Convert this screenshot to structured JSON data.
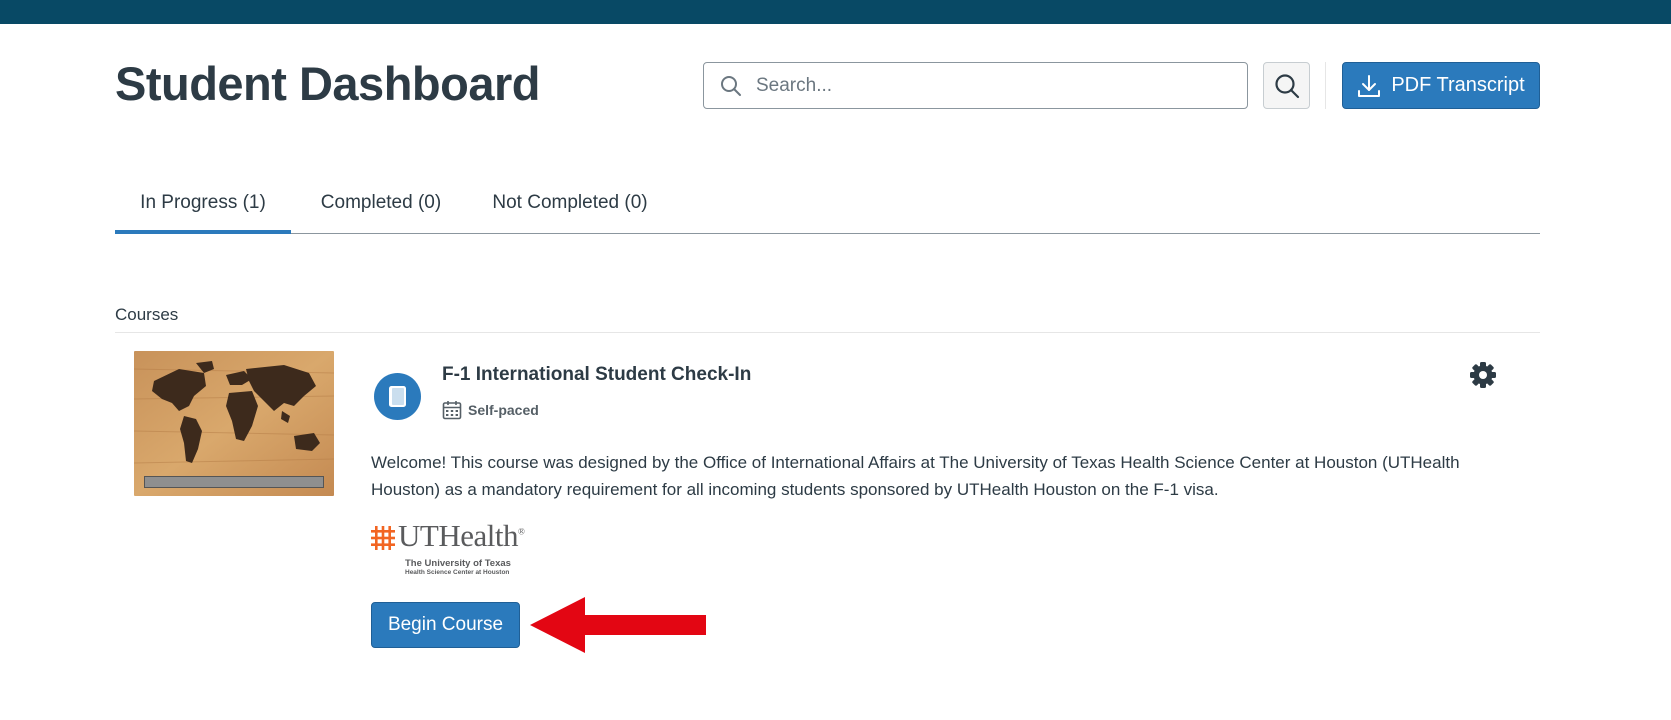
{
  "header": {
    "title": "Student Dashboard",
    "search_placeholder": "Search...",
    "pdf_button": "PDF Transcript"
  },
  "tabs": [
    {
      "label": "In Progress (1)",
      "active": true
    },
    {
      "label": "Completed (0)",
      "active": false
    },
    {
      "label": "Not Completed (0)",
      "active": false
    }
  ],
  "courses": {
    "section_label": "Courses",
    "items": [
      {
        "title": "F-1 International Student Check-In",
        "pace": "Self-paced",
        "description": "Welcome! This course was designed by the Office of International Affairs at The University of Texas Health Science Center at Houston (UTHealth Houston) as a mandatory requirement for all incoming students sponsored by UTHealth Houston on the F-1 visa.",
        "logo": {
          "name": "UTHealth",
          "registered": "®",
          "line1": "The University of Texas",
          "line2": "Health Science Center at Houston"
        },
        "action_button": "Begin Course"
      }
    ]
  },
  "icons": {
    "search": "search-icon",
    "download": "download-icon",
    "course_type": "book-icon",
    "calendar": "calendar-icon",
    "settings": "gear-icon"
  },
  "colors": {
    "topbar": "#084965",
    "primary": "#2b7abc",
    "text": "#2d3b45",
    "annotation_arrow": "#e30613",
    "logo_orange": "#f26522"
  }
}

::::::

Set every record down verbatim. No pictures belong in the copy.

**Task solution:**
Convert this screenshot to structured JSON data.
{
  "header": {
    "title": "Student Dashboard",
    "search_placeholder": "Search...",
    "pdf_button": "PDF Transcript"
  },
  "tabs": [
    {
      "label": "In Progress (1)",
      "active": true
    },
    {
      "label": "Completed (0)",
      "active": false
    },
    {
      "label": "Not Completed (0)",
      "active": false
    }
  ],
  "courses": {
    "section_label": "Courses",
    "items": [
      {
        "title": "F-1 International Student Check-In",
        "pace": "Self-paced",
        "description": "Welcome! This course was designed by the Office of International Affairs at The University of Texas Health Science Center at Houston (UTHealth Houston) as a mandatory requirement for all incoming students sponsored by UTHealth Houston on the F-1 visa.",
        "logo": {
          "name": "UTHealth",
          "registered": "®",
          "line1": "The University of Texas",
          "line2": "Health Science Center at Houston"
        },
        "action_button": "Begin Course"
      }
    ]
  },
  "icons": {
    "search": "search-icon",
    "download": "download-icon",
    "course_type": "book-icon",
    "calendar": "calendar-icon",
    "settings": "gear-icon"
  },
  "colors": {
    "topbar": "#084965",
    "primary": "#2b7abc",
    "text": "#2d3b45",
    "annotation_arrow": "#e30613",
    "logo_orange": "#f26522"
  }
}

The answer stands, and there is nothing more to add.